The U.S. economy is expected to have created 185,000 jobs in May, a relatively solid but unremarkable number as economists look for signs of softening global growth after private-sector job growth dropped to a nine-year low last month.
The Department of Labor will release its monthly payroll and unemployment data early Friday morning, offering investors a glimpse into the overall health of the U.S. economy and labor market.
Economists surveyed by Refinitiv forecast the unemployment rate will remain steady at 3.6 percent – the lowest level since December 1969. Investors, however, will be watching wage growth for signs of inflation, which has remained relatively flat and well-below the Federal Reserve’s preferred target of 2 percent.
Average hourly earnings are expected to grow 3.2 percent compared to last year, matching April’s increase, but narrowly missing February’s growth of 3.4 percent -- the highest in nearly a decade. Stronger gains reflect a tightening labor market and a shrinking pool of workers, which makes it more difficult for employers to find qualified workers, and therefore encourages them to raise wages.
But if the job growth number comes in lower than expected, anticipate renewed calls for the Federal Reserve to cut the benchmark federal funds rate from the current range of 2.25 percent to 2.5 percent.
“Today’s Fed speak hinted at a rate cut this year amid trade tensions. A weaker-than-expected jobs report would increase those odds,” said Dan North, the chief economist at Euler Hermes North America.
Already, Fed Chair Jerome Powell hinted that policymakers at the U.S. central bank are prepared to cut rates to sustain the near-record expansion as they monitor how global trade developments are impacting the U.S. economic outlook. Traders are also increasingly betting on at least one rate cut by July, and possibly two by the FOMC’s January meeting.
“We do not know how or when these issues will be resolved. We are closely monitoring the implications of these developments for the U.S. economic outlook and, as always, we will act as appropriate to sustain the expansion, with a strong labor market and inflation near our symmetric 2 percent objective,” Powell said in a speech on Tuesday.
Last month, U.S. private sector hiring stalled to a near stop, with employers hiring just 27,000 people, according to the ADP National Employment Report. That was far below analyst expectations of 180,000.

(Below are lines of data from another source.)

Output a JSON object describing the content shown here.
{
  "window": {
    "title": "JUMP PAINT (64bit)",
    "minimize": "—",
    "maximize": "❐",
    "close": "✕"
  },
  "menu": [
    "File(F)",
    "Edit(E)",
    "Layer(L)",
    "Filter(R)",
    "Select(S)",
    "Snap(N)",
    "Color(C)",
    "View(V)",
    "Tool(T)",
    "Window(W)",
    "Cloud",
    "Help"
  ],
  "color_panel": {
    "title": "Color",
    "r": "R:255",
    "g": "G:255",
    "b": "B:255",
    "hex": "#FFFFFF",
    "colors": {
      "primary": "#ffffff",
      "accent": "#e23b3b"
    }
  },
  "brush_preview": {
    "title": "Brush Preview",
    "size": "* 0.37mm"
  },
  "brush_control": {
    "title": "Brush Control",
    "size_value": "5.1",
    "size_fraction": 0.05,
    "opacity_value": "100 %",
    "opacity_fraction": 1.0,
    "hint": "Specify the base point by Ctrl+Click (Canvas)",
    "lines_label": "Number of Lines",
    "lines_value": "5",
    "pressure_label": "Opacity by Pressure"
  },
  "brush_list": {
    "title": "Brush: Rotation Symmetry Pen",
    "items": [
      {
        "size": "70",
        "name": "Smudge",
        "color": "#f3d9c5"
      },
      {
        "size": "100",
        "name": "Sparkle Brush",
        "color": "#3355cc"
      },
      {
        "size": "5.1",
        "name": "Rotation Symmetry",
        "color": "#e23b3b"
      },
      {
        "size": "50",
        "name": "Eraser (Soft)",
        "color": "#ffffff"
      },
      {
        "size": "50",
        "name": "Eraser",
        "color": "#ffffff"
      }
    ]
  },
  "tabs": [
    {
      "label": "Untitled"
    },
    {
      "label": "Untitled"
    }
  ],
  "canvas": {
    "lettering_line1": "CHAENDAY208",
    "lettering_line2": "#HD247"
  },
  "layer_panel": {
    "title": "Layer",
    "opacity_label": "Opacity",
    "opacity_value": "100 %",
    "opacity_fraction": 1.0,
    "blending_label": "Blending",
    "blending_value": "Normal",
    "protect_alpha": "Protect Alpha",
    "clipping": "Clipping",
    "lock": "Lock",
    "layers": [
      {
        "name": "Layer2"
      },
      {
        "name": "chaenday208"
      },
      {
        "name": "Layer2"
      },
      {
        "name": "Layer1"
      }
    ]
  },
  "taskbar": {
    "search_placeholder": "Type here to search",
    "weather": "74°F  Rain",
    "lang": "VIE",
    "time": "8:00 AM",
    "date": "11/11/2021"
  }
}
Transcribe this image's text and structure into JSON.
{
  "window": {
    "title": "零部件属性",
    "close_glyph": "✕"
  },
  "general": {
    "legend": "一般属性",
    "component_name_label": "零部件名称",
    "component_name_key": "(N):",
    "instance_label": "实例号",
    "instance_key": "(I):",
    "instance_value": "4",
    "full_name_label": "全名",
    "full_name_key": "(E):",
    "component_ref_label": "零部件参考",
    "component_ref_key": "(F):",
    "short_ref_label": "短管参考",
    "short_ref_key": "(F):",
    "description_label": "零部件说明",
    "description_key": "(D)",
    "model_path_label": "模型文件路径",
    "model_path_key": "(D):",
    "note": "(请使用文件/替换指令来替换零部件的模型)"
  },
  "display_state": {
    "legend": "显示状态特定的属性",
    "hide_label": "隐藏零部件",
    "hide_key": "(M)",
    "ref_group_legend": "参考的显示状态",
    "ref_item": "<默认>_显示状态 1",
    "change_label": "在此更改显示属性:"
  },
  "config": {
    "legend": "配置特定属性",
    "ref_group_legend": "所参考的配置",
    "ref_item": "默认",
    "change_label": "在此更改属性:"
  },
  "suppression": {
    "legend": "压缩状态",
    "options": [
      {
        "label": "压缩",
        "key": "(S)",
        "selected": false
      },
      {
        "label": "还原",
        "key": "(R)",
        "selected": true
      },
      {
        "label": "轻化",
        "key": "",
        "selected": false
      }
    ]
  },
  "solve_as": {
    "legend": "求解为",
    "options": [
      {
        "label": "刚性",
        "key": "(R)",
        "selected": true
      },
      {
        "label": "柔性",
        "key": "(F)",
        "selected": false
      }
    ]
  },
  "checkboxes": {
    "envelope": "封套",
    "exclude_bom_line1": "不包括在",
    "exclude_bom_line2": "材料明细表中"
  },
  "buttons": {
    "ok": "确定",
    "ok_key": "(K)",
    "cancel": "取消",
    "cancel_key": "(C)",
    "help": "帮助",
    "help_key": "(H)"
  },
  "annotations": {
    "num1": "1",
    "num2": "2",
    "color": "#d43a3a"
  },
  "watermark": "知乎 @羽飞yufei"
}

In April, job growth surged, with the U.S. economy adding a staggering 263,000 jobs, far surpassing expectations. It marked the 119th straight month of gains.